[Your goal] Retrieve all lines below that have the string "icon".

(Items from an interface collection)
○ ○ ○ ○ ○
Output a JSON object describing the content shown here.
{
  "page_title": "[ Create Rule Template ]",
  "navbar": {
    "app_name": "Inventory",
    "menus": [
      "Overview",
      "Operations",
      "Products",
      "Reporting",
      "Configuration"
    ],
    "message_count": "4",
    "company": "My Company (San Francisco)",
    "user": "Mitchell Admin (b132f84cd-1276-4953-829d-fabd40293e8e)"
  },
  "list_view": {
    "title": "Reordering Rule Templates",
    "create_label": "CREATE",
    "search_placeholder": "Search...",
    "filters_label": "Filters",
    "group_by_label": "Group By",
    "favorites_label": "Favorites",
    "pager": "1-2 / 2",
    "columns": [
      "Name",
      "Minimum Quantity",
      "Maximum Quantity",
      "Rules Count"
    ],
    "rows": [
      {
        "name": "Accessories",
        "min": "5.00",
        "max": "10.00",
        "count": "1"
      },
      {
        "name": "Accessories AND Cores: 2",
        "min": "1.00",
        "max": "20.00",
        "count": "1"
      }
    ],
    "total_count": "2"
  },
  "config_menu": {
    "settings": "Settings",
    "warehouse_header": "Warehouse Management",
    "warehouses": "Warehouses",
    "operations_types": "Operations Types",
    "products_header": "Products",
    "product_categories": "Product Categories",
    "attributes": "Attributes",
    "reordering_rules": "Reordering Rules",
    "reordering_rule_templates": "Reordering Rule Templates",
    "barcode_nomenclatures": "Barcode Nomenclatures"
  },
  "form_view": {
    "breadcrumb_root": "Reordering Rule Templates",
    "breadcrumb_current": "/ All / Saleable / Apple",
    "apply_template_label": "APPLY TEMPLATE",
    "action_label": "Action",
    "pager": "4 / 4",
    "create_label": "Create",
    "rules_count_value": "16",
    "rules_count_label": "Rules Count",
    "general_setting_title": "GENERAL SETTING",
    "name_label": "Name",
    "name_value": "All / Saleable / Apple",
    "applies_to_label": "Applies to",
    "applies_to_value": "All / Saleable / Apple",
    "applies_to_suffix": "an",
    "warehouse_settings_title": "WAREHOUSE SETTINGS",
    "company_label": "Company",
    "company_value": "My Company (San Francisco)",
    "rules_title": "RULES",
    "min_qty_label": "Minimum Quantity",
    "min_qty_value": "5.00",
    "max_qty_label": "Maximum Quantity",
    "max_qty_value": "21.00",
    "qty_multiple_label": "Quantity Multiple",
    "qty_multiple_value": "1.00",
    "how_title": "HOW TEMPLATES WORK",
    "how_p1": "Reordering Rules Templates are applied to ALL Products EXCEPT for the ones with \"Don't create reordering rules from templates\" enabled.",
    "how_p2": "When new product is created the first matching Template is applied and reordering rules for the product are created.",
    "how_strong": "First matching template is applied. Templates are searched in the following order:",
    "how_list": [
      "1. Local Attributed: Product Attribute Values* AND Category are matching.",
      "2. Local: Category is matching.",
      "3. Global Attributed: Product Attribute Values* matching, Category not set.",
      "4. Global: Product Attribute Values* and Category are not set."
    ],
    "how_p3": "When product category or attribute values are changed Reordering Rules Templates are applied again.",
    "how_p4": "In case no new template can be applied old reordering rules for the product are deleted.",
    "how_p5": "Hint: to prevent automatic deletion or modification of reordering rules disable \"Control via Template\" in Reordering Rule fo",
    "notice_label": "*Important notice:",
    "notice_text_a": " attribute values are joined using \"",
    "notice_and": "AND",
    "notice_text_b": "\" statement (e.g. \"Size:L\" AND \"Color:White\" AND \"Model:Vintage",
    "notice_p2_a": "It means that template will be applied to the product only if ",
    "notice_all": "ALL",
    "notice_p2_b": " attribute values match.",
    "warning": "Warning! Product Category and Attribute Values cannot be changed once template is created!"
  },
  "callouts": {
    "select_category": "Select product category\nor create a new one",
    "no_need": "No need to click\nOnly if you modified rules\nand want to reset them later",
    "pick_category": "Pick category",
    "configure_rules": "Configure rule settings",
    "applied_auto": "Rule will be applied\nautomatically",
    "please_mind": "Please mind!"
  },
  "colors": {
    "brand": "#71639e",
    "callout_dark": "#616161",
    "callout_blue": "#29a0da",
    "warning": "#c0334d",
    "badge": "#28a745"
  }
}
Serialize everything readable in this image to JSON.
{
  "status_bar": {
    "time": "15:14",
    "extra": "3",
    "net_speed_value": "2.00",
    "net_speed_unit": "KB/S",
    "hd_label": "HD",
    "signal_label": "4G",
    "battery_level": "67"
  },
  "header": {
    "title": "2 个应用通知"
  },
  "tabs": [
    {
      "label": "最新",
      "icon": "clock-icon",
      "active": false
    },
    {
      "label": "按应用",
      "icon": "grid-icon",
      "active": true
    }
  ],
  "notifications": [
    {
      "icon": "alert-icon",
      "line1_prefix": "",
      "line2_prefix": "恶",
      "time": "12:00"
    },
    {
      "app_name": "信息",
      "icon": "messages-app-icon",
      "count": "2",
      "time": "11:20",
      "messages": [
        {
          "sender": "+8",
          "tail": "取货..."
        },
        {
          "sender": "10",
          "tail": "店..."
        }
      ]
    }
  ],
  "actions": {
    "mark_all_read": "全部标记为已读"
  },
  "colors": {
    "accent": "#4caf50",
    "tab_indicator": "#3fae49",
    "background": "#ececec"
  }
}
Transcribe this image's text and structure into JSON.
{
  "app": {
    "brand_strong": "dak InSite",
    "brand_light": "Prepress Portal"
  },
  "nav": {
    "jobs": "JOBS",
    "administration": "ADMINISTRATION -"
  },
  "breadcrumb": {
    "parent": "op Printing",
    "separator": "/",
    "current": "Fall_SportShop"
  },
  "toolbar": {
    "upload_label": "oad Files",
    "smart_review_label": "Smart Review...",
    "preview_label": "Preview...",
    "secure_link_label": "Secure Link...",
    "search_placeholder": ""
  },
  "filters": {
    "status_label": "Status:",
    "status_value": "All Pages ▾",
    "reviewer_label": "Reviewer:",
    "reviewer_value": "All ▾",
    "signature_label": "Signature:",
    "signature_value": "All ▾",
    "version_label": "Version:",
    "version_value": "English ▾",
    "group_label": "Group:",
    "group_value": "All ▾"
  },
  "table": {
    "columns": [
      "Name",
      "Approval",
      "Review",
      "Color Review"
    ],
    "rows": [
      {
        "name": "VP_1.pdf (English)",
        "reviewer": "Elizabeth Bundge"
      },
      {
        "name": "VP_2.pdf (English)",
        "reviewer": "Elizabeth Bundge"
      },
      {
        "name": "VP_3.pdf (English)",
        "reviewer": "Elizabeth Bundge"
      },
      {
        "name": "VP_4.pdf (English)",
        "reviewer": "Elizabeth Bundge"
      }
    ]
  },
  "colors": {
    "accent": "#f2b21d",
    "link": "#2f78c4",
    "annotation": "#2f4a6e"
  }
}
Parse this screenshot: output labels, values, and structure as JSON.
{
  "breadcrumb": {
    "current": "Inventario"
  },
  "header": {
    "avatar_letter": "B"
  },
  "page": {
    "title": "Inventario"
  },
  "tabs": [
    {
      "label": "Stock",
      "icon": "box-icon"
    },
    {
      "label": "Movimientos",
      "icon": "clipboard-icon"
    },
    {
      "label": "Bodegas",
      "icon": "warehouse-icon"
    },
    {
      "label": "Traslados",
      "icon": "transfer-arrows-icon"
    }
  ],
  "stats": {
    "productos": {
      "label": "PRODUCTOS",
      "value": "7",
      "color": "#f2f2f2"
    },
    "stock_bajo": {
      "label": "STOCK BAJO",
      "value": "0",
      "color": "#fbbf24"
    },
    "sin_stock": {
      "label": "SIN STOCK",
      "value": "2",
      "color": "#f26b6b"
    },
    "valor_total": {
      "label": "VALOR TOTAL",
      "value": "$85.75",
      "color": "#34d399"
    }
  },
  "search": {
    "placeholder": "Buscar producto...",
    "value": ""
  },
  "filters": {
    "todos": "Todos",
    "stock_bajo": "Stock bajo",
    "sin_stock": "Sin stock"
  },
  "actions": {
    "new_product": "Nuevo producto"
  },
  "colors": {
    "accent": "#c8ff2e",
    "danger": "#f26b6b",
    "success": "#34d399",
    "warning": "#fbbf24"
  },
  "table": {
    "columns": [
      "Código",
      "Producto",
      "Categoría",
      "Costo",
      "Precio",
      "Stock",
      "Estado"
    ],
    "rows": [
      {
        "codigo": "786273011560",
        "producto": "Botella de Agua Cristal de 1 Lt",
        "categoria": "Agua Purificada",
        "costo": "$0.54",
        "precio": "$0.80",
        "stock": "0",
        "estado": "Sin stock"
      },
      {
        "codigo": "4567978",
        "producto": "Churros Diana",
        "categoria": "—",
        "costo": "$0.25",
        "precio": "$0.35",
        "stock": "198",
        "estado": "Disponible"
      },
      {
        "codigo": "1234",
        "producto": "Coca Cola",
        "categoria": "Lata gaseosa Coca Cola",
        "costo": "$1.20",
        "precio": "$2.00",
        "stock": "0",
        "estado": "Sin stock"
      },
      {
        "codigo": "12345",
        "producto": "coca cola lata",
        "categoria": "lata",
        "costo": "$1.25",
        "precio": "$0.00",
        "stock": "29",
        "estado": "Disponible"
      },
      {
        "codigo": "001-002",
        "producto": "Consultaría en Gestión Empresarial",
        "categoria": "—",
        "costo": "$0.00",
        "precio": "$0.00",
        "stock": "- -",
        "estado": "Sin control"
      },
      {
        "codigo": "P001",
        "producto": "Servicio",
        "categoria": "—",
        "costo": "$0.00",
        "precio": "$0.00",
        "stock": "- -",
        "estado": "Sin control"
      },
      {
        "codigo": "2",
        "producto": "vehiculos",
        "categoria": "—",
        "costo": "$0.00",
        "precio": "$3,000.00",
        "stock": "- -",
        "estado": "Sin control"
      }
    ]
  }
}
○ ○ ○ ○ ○
[Response for this exercise]
      "icon": "clock-icon",
      "icon": "grid-icon",
      "icon": "alert-icon",
      "icon": "messages-app-icon",
      "icon": "box-icon"
      "icon": "clipboard-icon"
      "icon": "warehouse-icon"
      "icon": "transfer-arrows-icon"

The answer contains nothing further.